> **What to work on**:
Each word in the data below should be copied exactly; the images should not.

Collected data entries
------------------------

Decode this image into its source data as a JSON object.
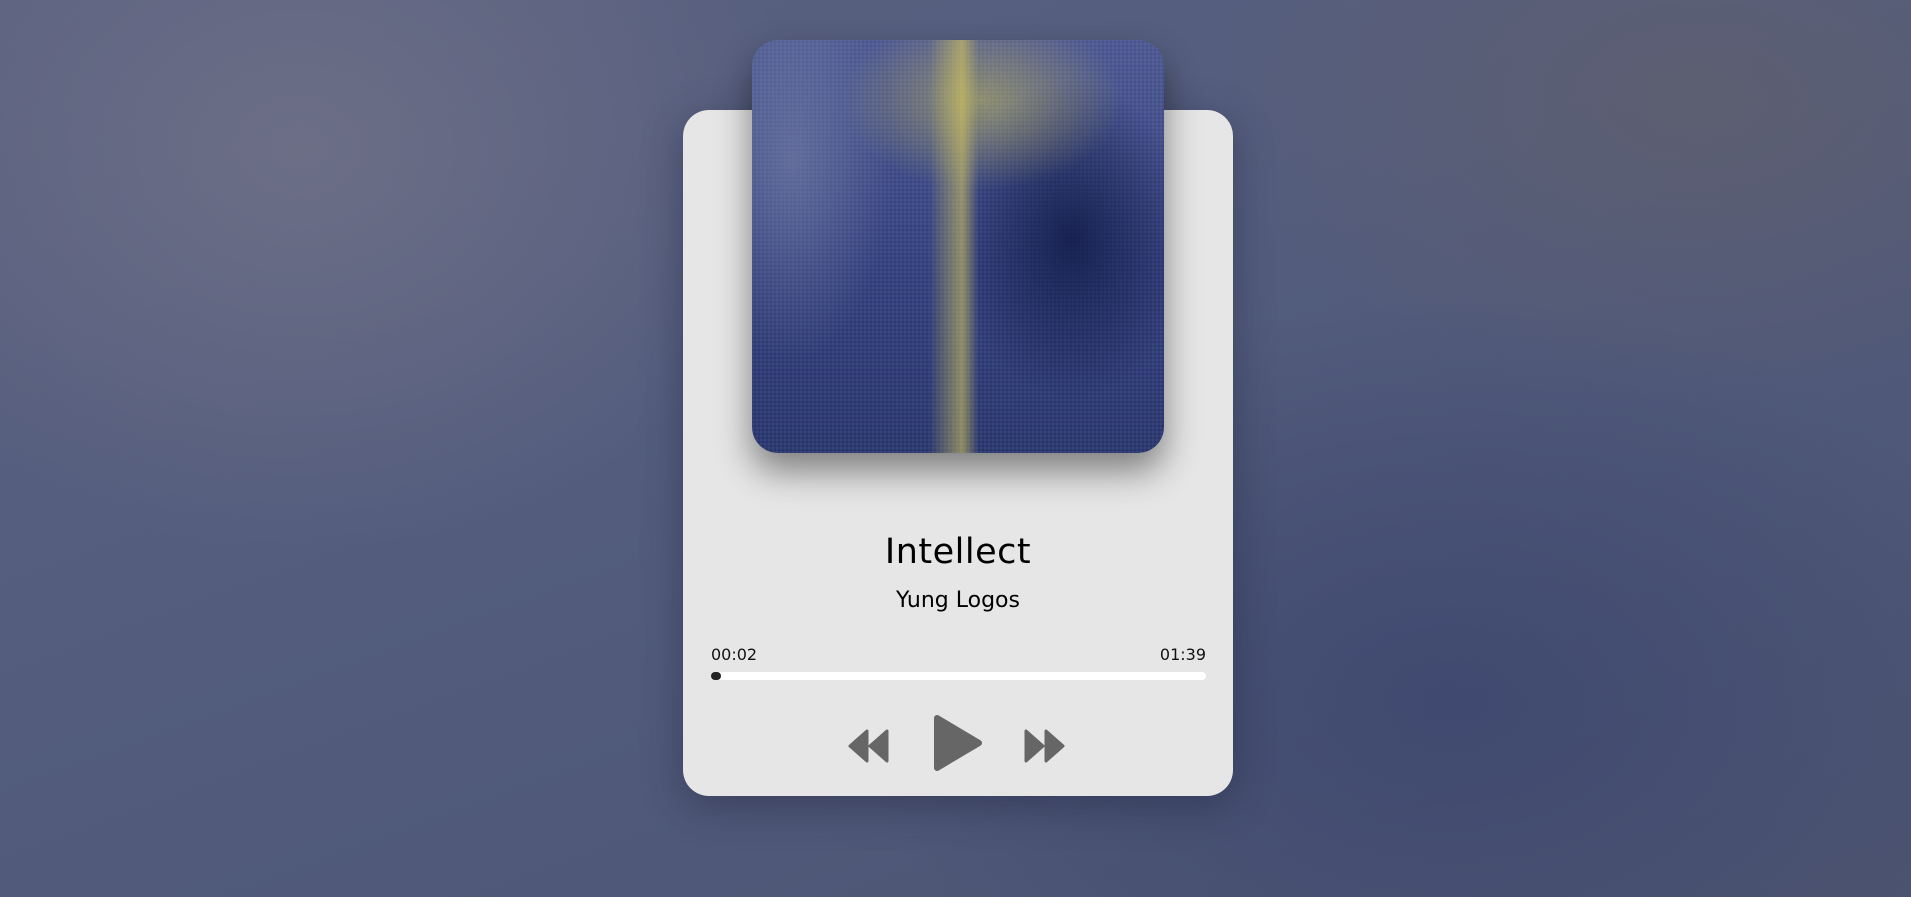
{
  "track": {
    "title": "Intellect",
    "artist": "Yung Logos"
  },
  "progress": {
    "current": "00:02",
    "duration": "01:39",
    "fraction": 0.02
  },
  "controls": {
    "prev_icon": "rewind-icon",
    "play_icon": "play-icon",
    "next_icon": "fast-forward-icon"
  },
  "colors": {
    "card": "#e6e6e6",
    "icon": "#666666",
    "progress_fill": "#222222"
  }
}
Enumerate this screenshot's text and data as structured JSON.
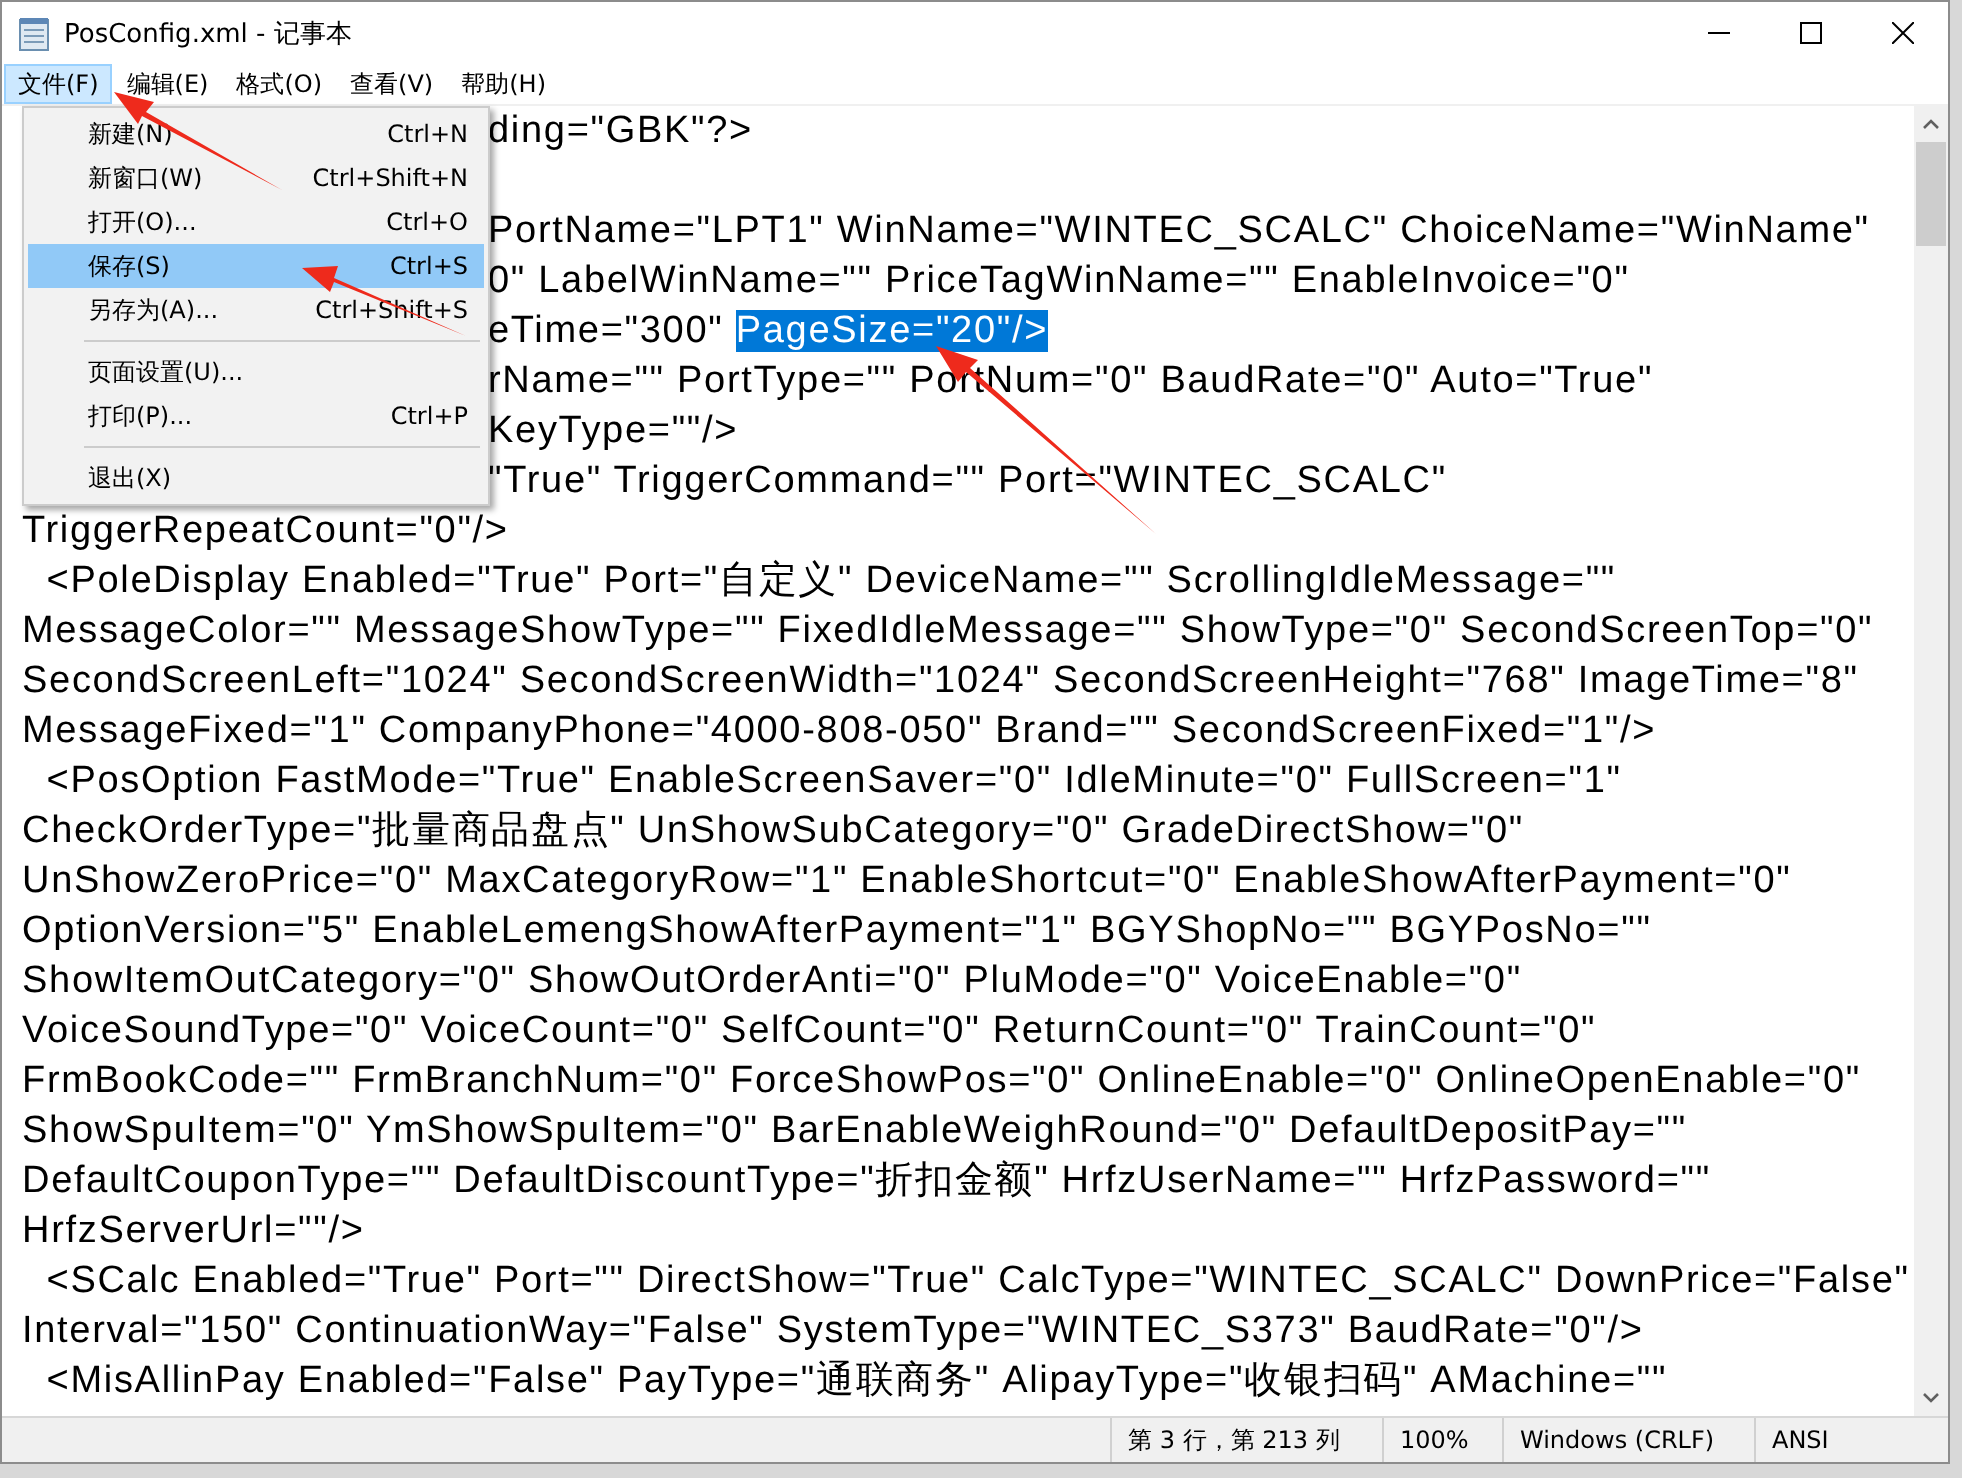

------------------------

> **Result**:
Decode this image into its source data as a JSON object.
{
  "track": {
    "title": "Intellect",
    "artist": "Yung Logos"
  },
  "progress": {
    "current": "00:02",
    "duration": "01:39",
    "fraction": 0.02
  },
  "controls": {
    "prev_icon": "rewind-icon",
    "play_icon": "play-icon",
    "next_icon": "fast-forward-icon"
  },
  "colors": {
    "card": "#e6e6e6",
    "icon": "#666666",
    "progress_fill": "#222222"
  }
}
Enumerate this screenshot's text and data as structured JSON.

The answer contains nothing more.